Two problems occur when using long focal lengths. First, is how to guide properly at 2500mm in order to capture fine galaxy detail. The best way is to use off-axis guiders. That brings up the second problem, which is the small field of these guiders. Sometimes there are not any bright stars to guide on. Therefore long guide exposures are needed, but then the mount must track very accurately between exposures. That means polar alignment must be spot on, otherwise you get drift between guide exposures. If you are setting up in the field, you don't want to spend a lot of time drift aligning to get perfect polar alignment.
I wanted to see what kind of results can be achieved with poor polar alignment. Last night I offset the azimuth axis so that I was getting about 2 arc seconds per minute drift in Dec. (RA was not drifting much). The guide star that was available needed at least 5 second exposure in order to be usable. With that much Dec drift, the guider was struggling and I achieved only 0.35 arc sec RMS tracking in Dec, while the RA was producing around 0.12 arcsec.
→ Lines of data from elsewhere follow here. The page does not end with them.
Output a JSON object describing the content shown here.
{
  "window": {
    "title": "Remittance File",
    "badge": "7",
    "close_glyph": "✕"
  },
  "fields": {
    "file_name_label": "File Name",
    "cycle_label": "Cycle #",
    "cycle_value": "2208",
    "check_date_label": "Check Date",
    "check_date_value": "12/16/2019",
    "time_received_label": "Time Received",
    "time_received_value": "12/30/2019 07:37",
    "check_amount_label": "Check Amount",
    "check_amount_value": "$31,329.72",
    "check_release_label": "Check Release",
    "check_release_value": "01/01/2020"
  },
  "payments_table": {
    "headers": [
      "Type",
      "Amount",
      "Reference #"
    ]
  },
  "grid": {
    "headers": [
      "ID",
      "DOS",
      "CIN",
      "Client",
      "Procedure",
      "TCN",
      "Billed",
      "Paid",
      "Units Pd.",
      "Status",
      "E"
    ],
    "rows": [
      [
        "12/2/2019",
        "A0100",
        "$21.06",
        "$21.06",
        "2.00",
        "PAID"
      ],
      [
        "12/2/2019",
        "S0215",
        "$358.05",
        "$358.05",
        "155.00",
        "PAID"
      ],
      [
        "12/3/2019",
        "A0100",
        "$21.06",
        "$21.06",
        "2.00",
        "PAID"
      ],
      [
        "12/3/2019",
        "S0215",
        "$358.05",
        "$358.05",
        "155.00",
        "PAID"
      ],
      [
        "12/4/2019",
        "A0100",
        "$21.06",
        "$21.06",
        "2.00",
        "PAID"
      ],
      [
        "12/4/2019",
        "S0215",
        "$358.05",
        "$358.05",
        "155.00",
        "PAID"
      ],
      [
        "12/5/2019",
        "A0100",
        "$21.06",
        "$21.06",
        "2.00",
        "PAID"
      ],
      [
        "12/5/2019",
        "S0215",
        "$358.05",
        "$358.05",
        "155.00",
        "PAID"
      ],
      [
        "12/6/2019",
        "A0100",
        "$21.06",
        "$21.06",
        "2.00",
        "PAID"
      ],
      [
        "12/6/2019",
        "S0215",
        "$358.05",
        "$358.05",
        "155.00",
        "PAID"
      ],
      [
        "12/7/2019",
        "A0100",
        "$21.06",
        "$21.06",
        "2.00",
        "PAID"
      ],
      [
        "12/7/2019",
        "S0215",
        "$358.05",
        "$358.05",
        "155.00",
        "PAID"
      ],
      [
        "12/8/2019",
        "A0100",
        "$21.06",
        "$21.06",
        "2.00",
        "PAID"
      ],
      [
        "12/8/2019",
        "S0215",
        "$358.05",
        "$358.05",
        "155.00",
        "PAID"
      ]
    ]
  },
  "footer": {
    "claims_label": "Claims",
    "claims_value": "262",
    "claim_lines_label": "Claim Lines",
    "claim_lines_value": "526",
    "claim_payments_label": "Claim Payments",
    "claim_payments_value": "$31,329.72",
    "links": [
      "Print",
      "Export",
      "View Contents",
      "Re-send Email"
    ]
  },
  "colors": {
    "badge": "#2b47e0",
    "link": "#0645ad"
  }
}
The solution was simple: I selected the Drift Model in the keypad, measured about 10 minutes of drift data with the guider keeping the guide star on the crosshair. Then simply turned on the Drift Compensation. The guider settled down almost instantly, I was able to dial the aggressiveness down to 60%, and the guider graph started to show Dec tracking of 0.12 arc sec RMS, same as the RA. There were periods of calm where there were no corrections being sent at all for 1 - 2 minutes at a time.
This process is fast and essentially foolproof and can be repeated every hour or so to build up a drift model for that object that can be used on subsequent nights. It can be done on the fly while you are imaging without disrupting your imaging session.
Here is the result from my heavily light polluted observing site at the AP factory (remember, it's just a quickie 1 hour snapshot):